Task objective
Return all lines from the entries below in which the word "link" is present.

-- Extracted entries follows --

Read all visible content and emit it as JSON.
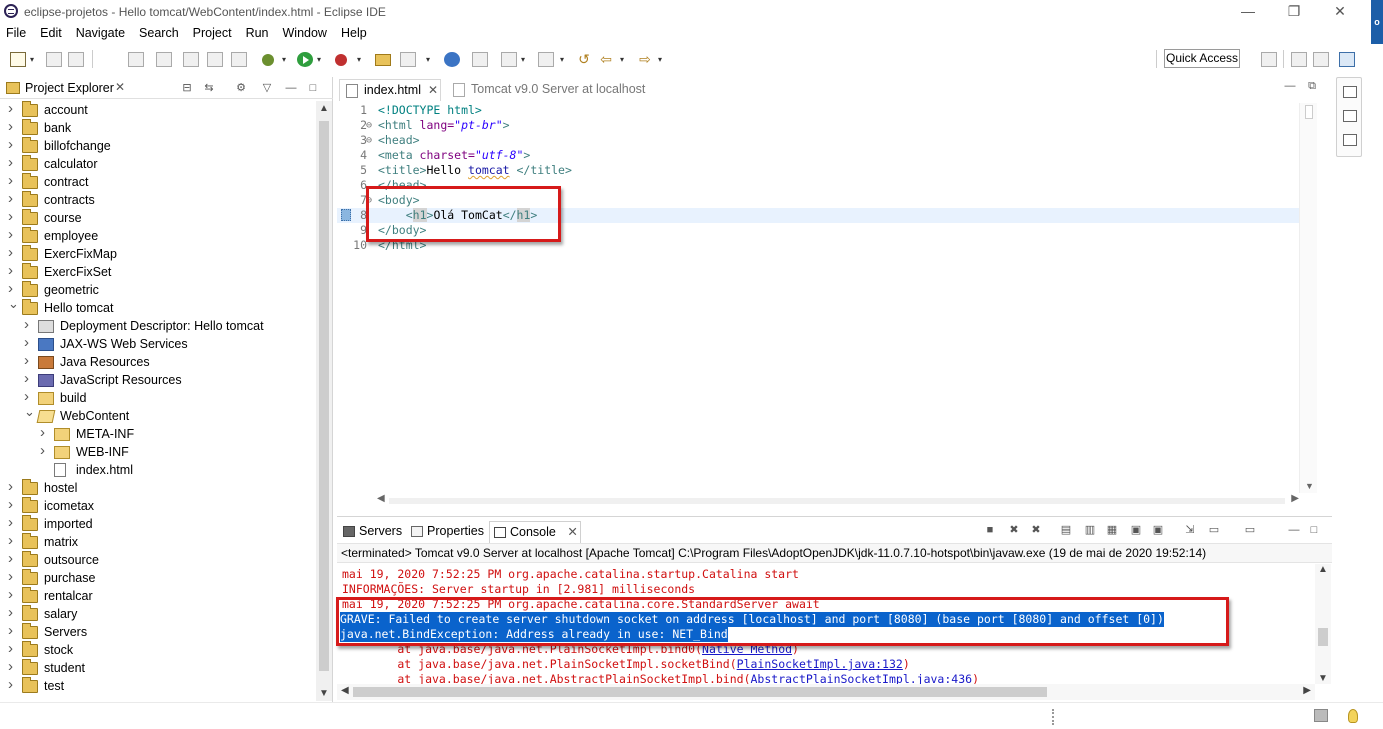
{
  "window": {
    "title": "eclipse-projetos - Hello tomcat/WebContent/index.html - Eclipse IDE",
    "minimize": "—",
    "restore": "❐",
    "close": "✕"
  },
  "menu": [
    "File",
    "Edit",
    "Navigate",
    "Search",
    "Project",
    "Run",
    "Window",
    "Help"
  ],
  "toolbar": {
    "quick_access": "Quick Access"
  },
  "explorer": {
    "title": "Project Explorer",
    "close": "✕",
    "items": [
      {
        "label": "account",
        "depth": 0,
        "expanded": false,
        "icon": "project-icon"
      },
      {
        "label": "bank",
        "depth": 0,
        "expanded": false,
        "icon": "project-icon"
      },
      {
        "label": "billofchange",
        "depth": 0,
        "expanded": false,
        "icon": "project-icon"
      },
      {
        "label": "calculator",
        "depth": 0,
        "expanded": false,
        "icon": "project-icon"
      },
      {
        "label": "contract",
        "depth": 0,
        "expanded": false,
        "icon": "project-icon"
      },
      {
        "label": "contracts",
        "depth": 0,
        "expanded": false,
        "icon": "project-icon"
      },
      {
        "label": "course",
        "depth": 0,
        "expanded": false,
        "icon": "project-icon"
      },
      {
        "label": "employee",
        "depth": 0,
        "expanded": false,
        "icon": "project-icon"
      },
      {
        "label": "ExercFixMap",
        "depth": 0,
        "expanded": false,
        "icon": "project-icon"
      },
      {
        "label": "ExercFixSet",
        "depth": 0,
        "expanded": false,
        "icon": "project-icon"
      },
      {
        "label": "geometric",
        "depth": 0,
        "expanded": false,
        "icon": "project-icon"
      },
      {
        "label": "Hello tomcat",
        "depth": 0,
        "expanded": true,
        "icon": "project-icon"
      },
      {
        "label": "Deployment Descriptor: Hello tomcat",
        "depth": 1,
        "expanded": false,
        "icon": "deployment-descriptor-icon"
      },
      {
        "label": "JAX-WS Web Services",
        "depth": 1,
        "expanded": false,
        "icon": "web-services-icon"
      },
      {
        "label": "Java Resources",
        "depth": 1,
        "expanded": false,
        "icon": "java-resources-icon"
      },
      {
        "label": "JavaScript Resources",
        "depth": 1,
        "expanded": false,
        "icon": "javascript-resources-icon"
      },
      {
        "label": "build",
        "depth": 1,
        "expanded": false,
        "icon": "folder-icon"
      },
      {
        "label": "WebContent",
        "depth": 1,
        "expanded": true,
        "icon": "open-folder-icon"
      },
      {
        "label": "META-INF",
        "depth": 2,
        "expanded": false,
        "icon": "folder-icon"
      },
      {
        "label": "WEB-INF",
        "depth": 2,
        "expanded": false,
        "icon": "folder-icon"
      },
      {
        "label": "index.html",
        "depth": 2,
        "expanded": null,
        "icon": "html-file-icon"
      },
      {
        "label": "hostel",
        "depth": 0,
        "expanded": false,
        "icon": "project-icon"
      },
      {
        "label": "icometax",
        "depth": 0,
        "expanded": false,
        "icon": "project-icon"
      },
      {
        "label": "imported",
        "depth": 0,
        "expanded": false,
        "icon": "project-icon"
      },
      {
        "label": "matrix",
        "depth": 0,
        "expanded": false,
        "icon": "project-icon"
      },
      {
        "label": "outsource",
        "depth": 0,
        "expanded": false,
        "icon": "project-icon"
      },
      {
        "label": "purchase",
        "depth": 0,
        "expanded": false,
        "icon": "project-icon"
      },
      {
        "label": "rentalcar",
        "depth": 0,
        "expanded": false,
        "icon": "project-icon"
      },
      {
        "label": "salary",
        "depth": 0,
        "expanded": false,
        "icon": "project-icon"
      },
      {
        "label": "Servers",
        "depth": 0,
        "expanded": false,
        "icon": "project-icon"
      },
      {
        "label": "stock",
        "depth": 0,
        "expanded": false,
        "icon": "project-icon"
      },
      {
        "label": "student",
        "depth": 0,
        "expanded": false,
        "icon": "project-icon"
      },
      {
        "label": "test",
        "depth": 0,
        "expanded": false,
        "icon": "project-icon"
      }
    ]
  },
  "editor": {
    "tabs": [
      {
        "label": "index.html",
        "active": true
      },
      {
        "label": "Tomcat v9.0 Server at localhost",
        "active": false
      }
    ],
    "current_line": 8,
    "lines": [
      {
        "n": "1",
        "fold": "",
        "parts": [
          [
            "doc",
            "<!DOCTYPE html>"
          ]
        ]
      },
      {
        "n": "2",
        "fold": "⊖",
        "parts": [
          [
            "tag",
            "<html "
          ],
          [
            "attr",
            "lang="
          ],
          [
            "val",
            "\"pt-br\""
          ],
          [
            "tag",
            ">"
          ]
        ]
      },
      {
        "n": "3",
        "fold": "⊖",
        "parts": [
          [
            "tag",
            "<head>"
          ]
        ]
      },
      {
        "n": "4",
        "fold": "",
        "parts": [
          [
            "tag",
            "<meta "
          ],
          [
            "attr",
            "charset="
          ],
          [
            "val",
            "\"utf-8\""
          ],
          [
            "tag",
            ">"
          ]
        ]
      },
      {
        "n": "5",
        "fold": "",
        "parts": [
          [
            "tag",
            "<title>"
          ],
          [
            "plain",
            "Hello "
          ],
          [
            "sq",
            "tomcat"
          ],
          [
            "plain",
            " "
          ],
          [
            "tag",
            "</title>"
          ]
        ]
      },
      {
        "n": "6",
        "fold": "",
        "parts": [
          [
            "tag",
            "</head>"
          ]
        ]
      },
      {
        "n": "7",
        "fold": "⊖",
        "parts": [
          [
            "tag",
            "<body>"
          ]
        ]
      },
      {
        "n": "8",
        "fold": "",
        "parts": [
          [
            "plain",
            "    "
          ],
          [
            "tag",
            "<"
          ],
          [
            "tagbox",
            "h1"
          ],
          [
            "tag",
            ">"
          ],
          [
            "plain",
            "Olá TomCat"
          ],
          [
            "tag",
            "</"
          ],
          [
            "tagbox",
            "h1"
          ],
          [
            "tag",
            ">"
          ]
        ]
      },
      {
        "n": "9",
        "fold": "",
        "parts": [
          [
            "tag",
            "</body>"
          ]
        ]
      },
      {
        "n": "10",
        "fold": "",
        "parts": [
          [
            "tag",
            "</html>"
          ]
        ]
      }
    ]
  },
  "console": {
    "tabs": [
      {
        "label": "Servers",
        "active": false
      },
      {
        "label": "Properties",
        "active": false
      },
      {
        "label": "Console",
        "active": true
      }
    ],
    "header": "<terminated> Tomcat v9.0 Server at localhost [Apache Tomcat] C:\\Program Files\\AdoptOpenJDK\\jdk-11.0.7.10-hotspot\\bin\\javaw.exe (19 de mai de 2020 19:52:14)",
    "lines": [
      {
        "text": "mai 19, 2020 7:52:25 PM org.apache.catalina.startup.Catalina start",
        "selected": false
      },
      {
        "text": "INFORMAÇÕES: Server startup in [2.981] milliseconds",
        "selected": false
      },
      {
        "text": "mai 19, 2020 7:52:25 PM org.apache.catalina.core.StandardServer await",
        "selected": false
      },
      {
        "text": "GRAVE: Failed to create server shutdown socket on address [localhost] and port [8080] (base port [8080] and offset [0])",
        "selected": true
      },
      {
        "text": "java.net.BindException: Address already in use: NET_Bind",
        "selected": true
      },
      {
        "text": "        at java.base/java.net.PlainSocketImpl.bind0(Native Method)",
        "selected": false,
        "link": "Native Method"
      },
      {
        "text": "        at java.base/java.net.PlainSocketImpl.socketBind(PlainSocketImpl.java:132)",
        "selected": false,
        "link": "PlainSocketImpl.java:132"
      },
      {
        "text": "        at java.base/java.net.AbstractPlainSocketImpl.bind(AbstractPlainSocketImpl.java:436)",
        "selected": false,
        "link": "AbstractPlainSocketImpl.java:436"
      }
    ]
  },
  "colors": {
    "highlight_box": "#d61a1a",
    "selection": "#0a63cc",
    "console_error": "#d01010"
  }
}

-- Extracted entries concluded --

Result for this task
        "link": "Native Method"
        "link": "PlainSocketImpl.java:132"
        "link": "AbstractPlainSocketImpl.java:436"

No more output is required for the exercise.